* [DATA TO PROCESS]:
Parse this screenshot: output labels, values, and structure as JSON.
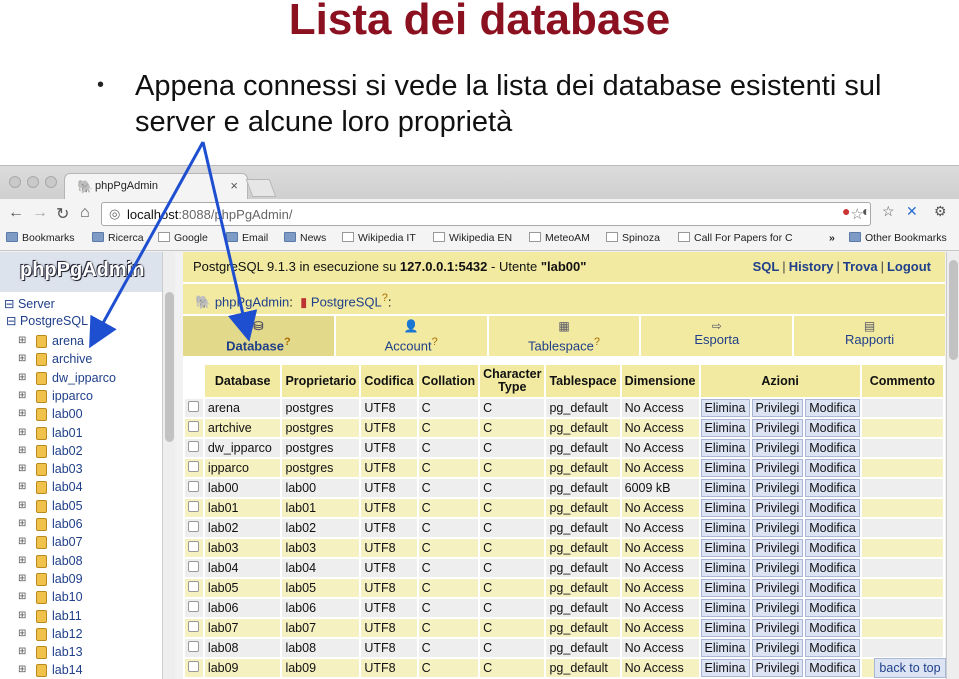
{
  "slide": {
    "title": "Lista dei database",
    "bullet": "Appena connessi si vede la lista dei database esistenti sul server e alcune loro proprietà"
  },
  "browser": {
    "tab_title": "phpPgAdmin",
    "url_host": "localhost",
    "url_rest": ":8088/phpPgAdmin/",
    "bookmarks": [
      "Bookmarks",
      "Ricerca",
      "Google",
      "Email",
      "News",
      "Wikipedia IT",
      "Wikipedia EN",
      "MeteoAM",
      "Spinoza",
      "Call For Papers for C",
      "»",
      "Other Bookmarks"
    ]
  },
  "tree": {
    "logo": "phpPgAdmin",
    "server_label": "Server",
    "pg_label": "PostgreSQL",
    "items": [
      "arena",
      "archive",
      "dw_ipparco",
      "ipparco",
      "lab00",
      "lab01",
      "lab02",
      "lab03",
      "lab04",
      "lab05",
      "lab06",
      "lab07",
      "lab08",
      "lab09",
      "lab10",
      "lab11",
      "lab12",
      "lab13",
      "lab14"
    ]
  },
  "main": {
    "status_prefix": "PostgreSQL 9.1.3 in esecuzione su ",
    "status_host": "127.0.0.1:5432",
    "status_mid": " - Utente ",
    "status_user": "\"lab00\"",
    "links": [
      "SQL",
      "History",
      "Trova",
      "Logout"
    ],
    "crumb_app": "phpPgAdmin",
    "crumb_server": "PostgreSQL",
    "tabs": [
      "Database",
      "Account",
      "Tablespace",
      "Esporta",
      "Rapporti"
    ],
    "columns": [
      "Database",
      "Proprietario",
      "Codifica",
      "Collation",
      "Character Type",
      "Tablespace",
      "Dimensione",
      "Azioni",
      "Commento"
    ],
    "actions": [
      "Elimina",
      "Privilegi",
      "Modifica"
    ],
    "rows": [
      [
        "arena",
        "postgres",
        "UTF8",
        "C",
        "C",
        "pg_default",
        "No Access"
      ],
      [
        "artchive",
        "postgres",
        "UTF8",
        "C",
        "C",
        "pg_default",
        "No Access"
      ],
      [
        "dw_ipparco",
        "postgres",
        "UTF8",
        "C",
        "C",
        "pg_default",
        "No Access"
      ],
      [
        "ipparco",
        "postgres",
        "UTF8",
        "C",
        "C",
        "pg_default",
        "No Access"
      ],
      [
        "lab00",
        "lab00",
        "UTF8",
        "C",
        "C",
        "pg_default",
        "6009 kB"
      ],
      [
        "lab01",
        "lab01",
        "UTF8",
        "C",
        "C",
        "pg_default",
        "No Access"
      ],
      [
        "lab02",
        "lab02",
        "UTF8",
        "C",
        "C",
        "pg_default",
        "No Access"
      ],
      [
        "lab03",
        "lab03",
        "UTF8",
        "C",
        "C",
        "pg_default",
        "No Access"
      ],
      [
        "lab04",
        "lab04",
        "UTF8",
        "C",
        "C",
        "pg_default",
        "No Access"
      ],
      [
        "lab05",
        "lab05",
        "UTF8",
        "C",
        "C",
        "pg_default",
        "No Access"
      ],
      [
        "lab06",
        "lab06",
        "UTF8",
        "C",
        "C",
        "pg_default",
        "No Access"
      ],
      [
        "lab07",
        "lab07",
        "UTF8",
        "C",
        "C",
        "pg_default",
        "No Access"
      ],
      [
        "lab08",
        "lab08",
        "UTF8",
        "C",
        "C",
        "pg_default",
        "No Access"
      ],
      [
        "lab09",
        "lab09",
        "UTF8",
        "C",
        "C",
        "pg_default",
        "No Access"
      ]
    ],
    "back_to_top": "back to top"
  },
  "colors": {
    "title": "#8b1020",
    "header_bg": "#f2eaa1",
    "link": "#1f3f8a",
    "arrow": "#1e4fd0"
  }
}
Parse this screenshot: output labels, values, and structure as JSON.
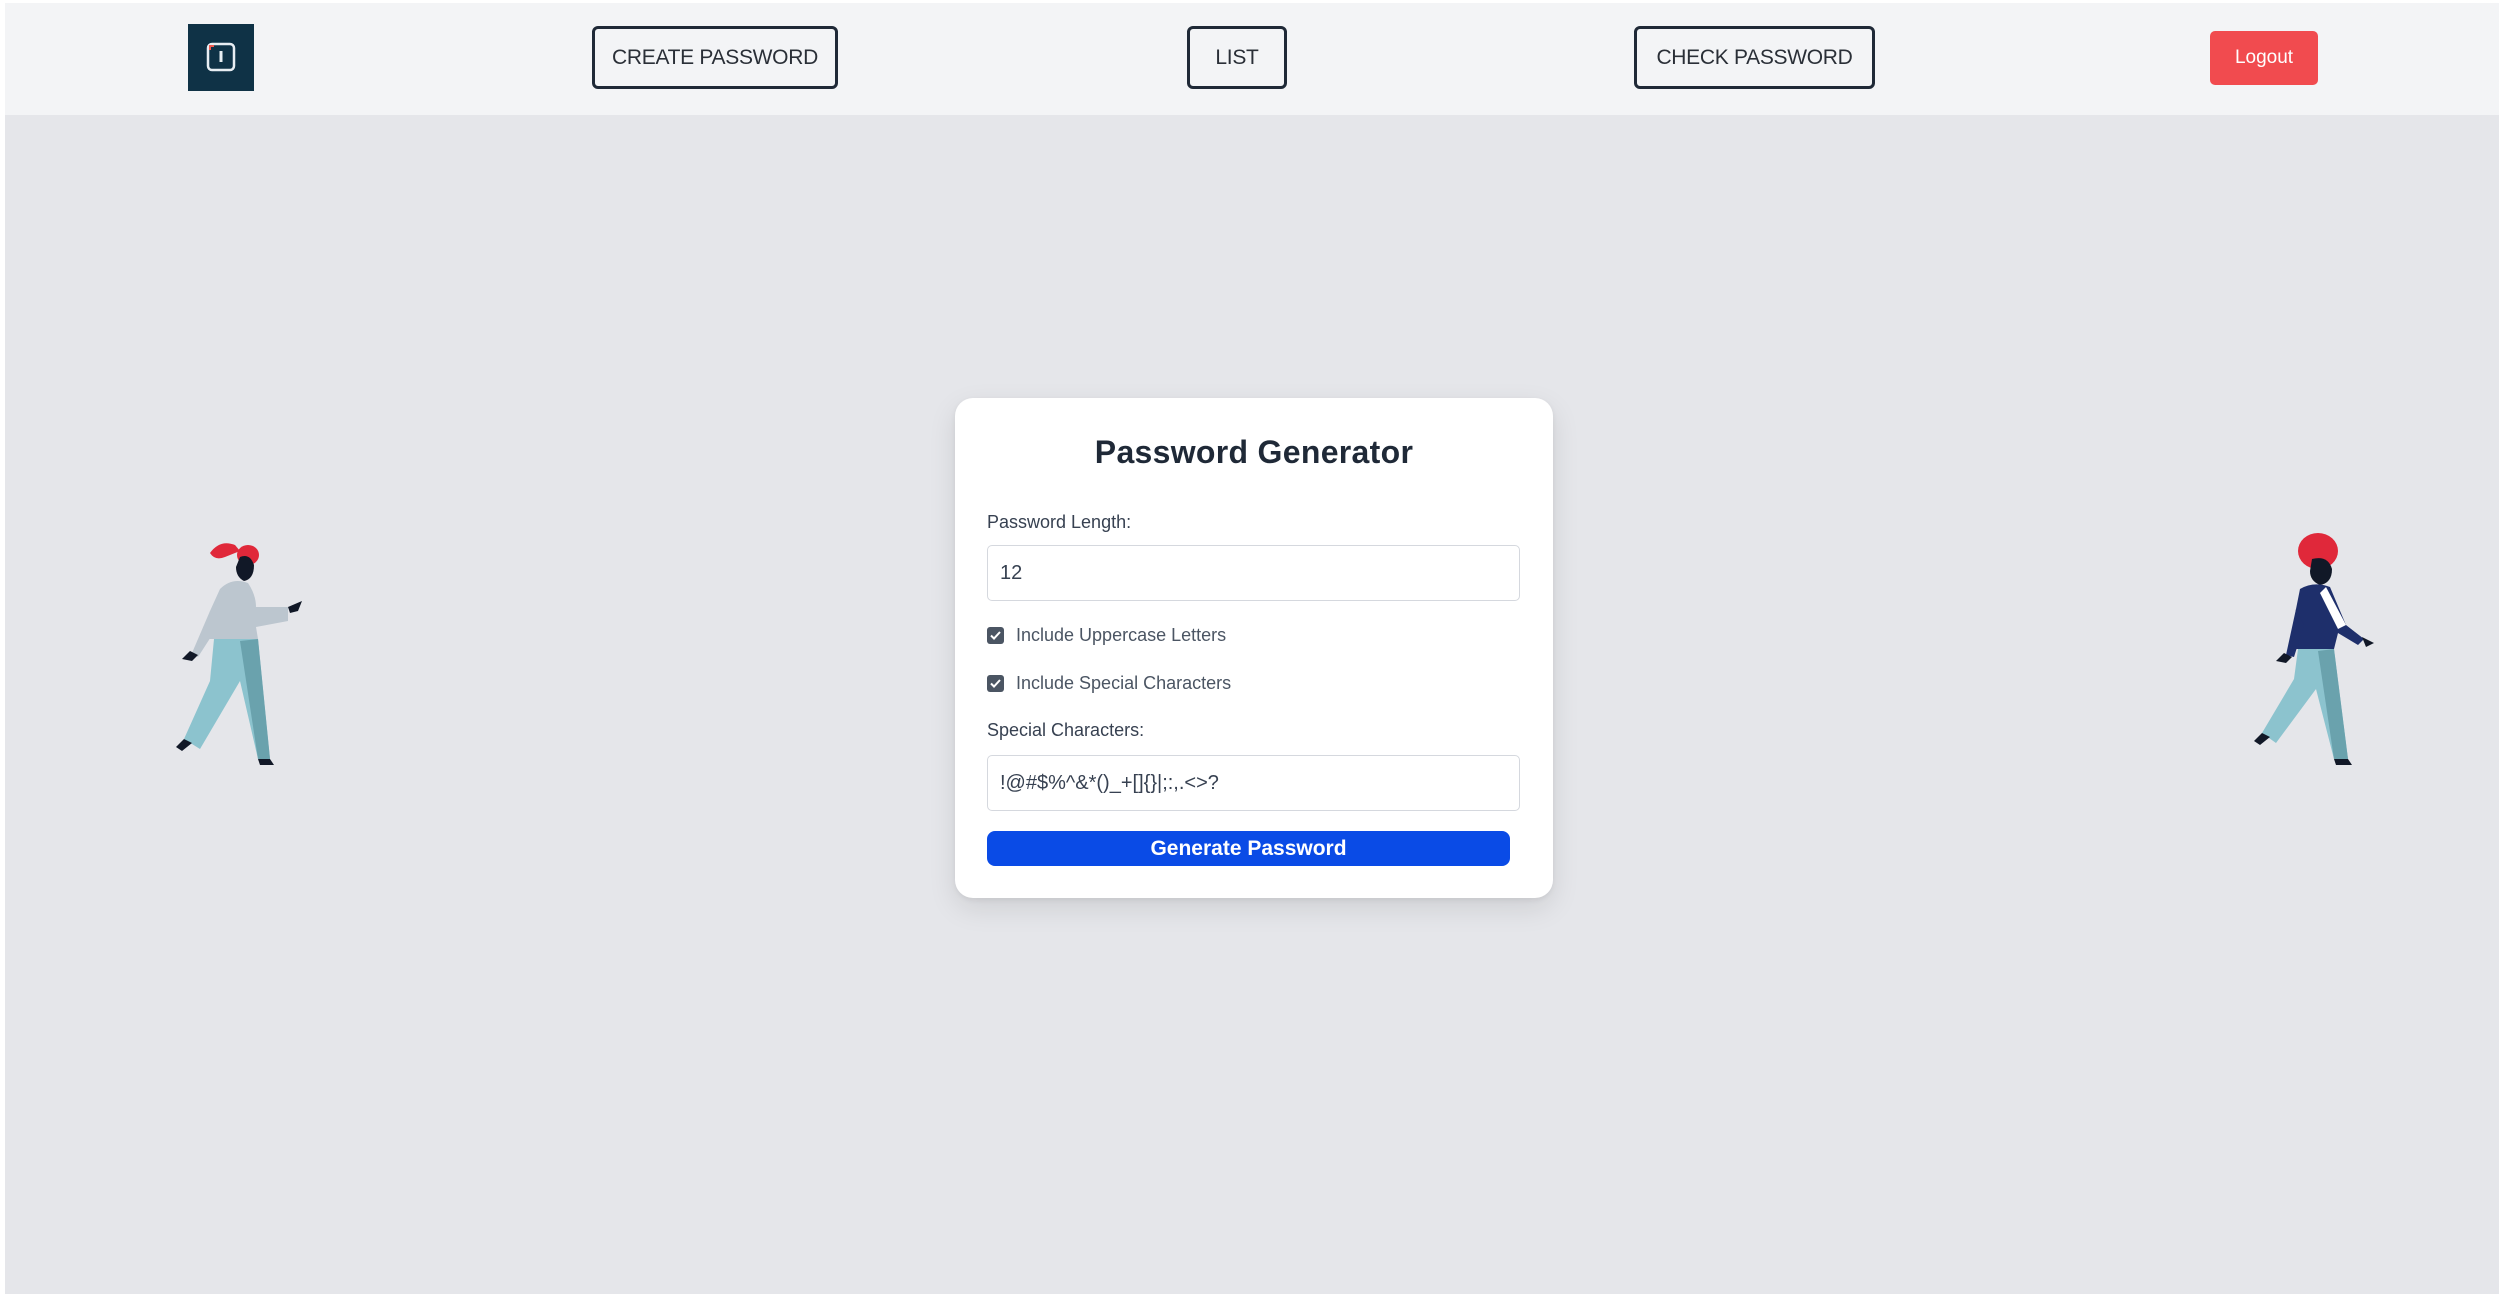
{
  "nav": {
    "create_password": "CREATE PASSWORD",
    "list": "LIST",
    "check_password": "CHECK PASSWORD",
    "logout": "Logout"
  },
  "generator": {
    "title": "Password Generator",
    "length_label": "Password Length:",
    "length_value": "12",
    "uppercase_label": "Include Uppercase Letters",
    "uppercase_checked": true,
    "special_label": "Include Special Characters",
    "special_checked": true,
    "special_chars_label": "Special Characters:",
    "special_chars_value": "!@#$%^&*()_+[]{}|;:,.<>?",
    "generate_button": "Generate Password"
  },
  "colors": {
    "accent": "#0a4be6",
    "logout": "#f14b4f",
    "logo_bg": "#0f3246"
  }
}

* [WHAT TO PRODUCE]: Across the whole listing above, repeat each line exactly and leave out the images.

* [EXERCISE SOLUTION]:
Parse this screenshot: output labels, values, and structure as JSON.
{
  "slide": {
    "title": "Lista dei database",
    "bullet": "Appena connessi si vede la lista dei database esistenti sul server e alcune loro proprietà"
  },
  "browser": {
    "tab_title": "phpPgAdmin",
    "url_host": "localhost",
    "url_rest": ":8088/phpPgAdmin/",
    "bookmarks": [
      "Bookmarks",
      "Ricerca",
      "Google",
      "Email",
      "News",
      "Wikipedia IT",
      "Wikipedia EN",
      "MeteoAM",
      "Spinoza",
      "Call For Papers for C",
      "»",
      "Other Bookmarks"
    ]
  },
  "tree": {
    "logo": "phpPgAdmin",
    "server_label": "Server",
    "pg_label": "PostgreSQL",
    "items": [
      "arena",
      "archive",
      "dw_ipparco",
      "ipparco",
      "lab00",
      "lab01",
      "lab02",
      "lab03",
      "lab04",
      "lab05",
      "lab06",
      "lab07",
      "lab08",
      "lab09",
      "lab10",
      "lab11",
      "lab12",
      "lab13",
      "lab14"
    ]
  },
  "main": {
    "status_prefix": "PostgreSQL 9.1.3 in esecuzione su ",
    "status_host": "127.0.0.1:5432",
    "status_mid": " - Utente ",
    "status_user": "\"lab00\"",
    "links": [
      "SQL",
      "History",
      "Trova",
      "Logout"
    ],
    "crumb_app": "phpPgAdmin",
    "crumb_server": "PostgreSQL",
    "tabs": [
      "Database",
      "Account",
      "Tablespace",
      "Esporta",
      "Rapporti"
    ],
    "columns": [
      "Database",
      "Proprietario",
      "Codifica",
      "Collation",
      "Character Type",
      "Tablespace",
      "Dimensione",
      "Azioni",
      "Commento"
    ],
    "actions": [
      "Elimina",
      "Privilegi",
      "Modifica"
    ],
    "rows": [
      [
        "arena",
        "postgres",
        "UTF8",
        "C",
        "C",
        "pg_default",
        "No Access"
      ],
      [
        "artchive",
        "postgres",
        "UTF8",
        "C",
        "C",
        "pg_default",
        "No Access"
      ],
      [
        "dw_ipparco",
        "postgres",
        "UTF8",
        "C",
        "C",
        "pg_default",
        "No Access"
      ],
      [
        "ipparco",
        "postgres",
        "UTF8",
        "C",
        "C",
        "pg_default",
        "No Access"
      ],
      [
        "lab00",
        "lab00",
        "UTF8",
        "C",
        "C",
        "pg_default",
        "6009 kB"
      ],
      [
        "lab01",
        "lab01",
        "UTF8",
        "C",
        "C",
        "pg_default",
        "No Access"
      ],
      [
        "lab02",
        "lab02",
        "UTF8",
        "C",
        "C",
        "pg_default",
        "No Access"
      ],
      [
        "lab03",
        "lab03",
        "UTF8",
        "C",
        "C",
        "pg_default",
        "No Access"
      ],
      [
        "lab04",
        "lab04",
        "UTF8",
        "C",
        "C",
        "pg_default",
        "No Access"
      ],
      [
        "lab05",
        "lab05",
        "UTF8",
        "C",
        "C",
        "pg_default",
        "No Access"
      ],
      [
        "lab06",
        "lab06",
        "UTF8",
        "C",
        "C",
        "pg_default",
        "No Access"
      ],
      [
        "lab07",
        "lab07",
        "UTF8",
        "C",
        "C",
        "pg_default",
        "No Access"
      ],
      [
        "lab08",
        "lab08",
        "UTF8",
        "C",
        "C",
        "pg_default",
        "No Access"
      ],
      [
        "lab09",
        "lab09",
        "UTF8",
        "C",
        "C",
        "pg_default",
        "No Access"
      ]
    ],
    "back_to_top": "back to top"
  },
  "colors": {
    "title": "#8b1020",
    "header_bg": "#f2eaa1",
    "link": "#1f3f8a",
    "arrow": "#1e4fd0"
  }
}
Parse this screenshot: output labels, values, and structure as JSON.
{
  "nav": {
    "create_password": "CREATE PASSWORD",
    "list": "LIST",
    "check_password": "CHECK PASSWORD",
    "logout": "Logout"
  },
  "generator": {
    "title": "Password Generator",
    "length_label": "Password Length:",
    "length_value": "12",
    "uppercase_label": "Include Uppercase Letters",
    "uppercase_checked": true,
    "special_label": "Include Special Characters",
    "special_checked": true,
    "special_chars_label": "Special Characters:",
    "special_chars_value": "!@#$%^&*()_+[]{}|;:,.<>?",
    "generate_button": "Generate Password"
  },
  "colors": {
    "accent": "#0a4be6",
    "logout": "#f14b4f",
    "logo_bg": "#0f3246"
  }
}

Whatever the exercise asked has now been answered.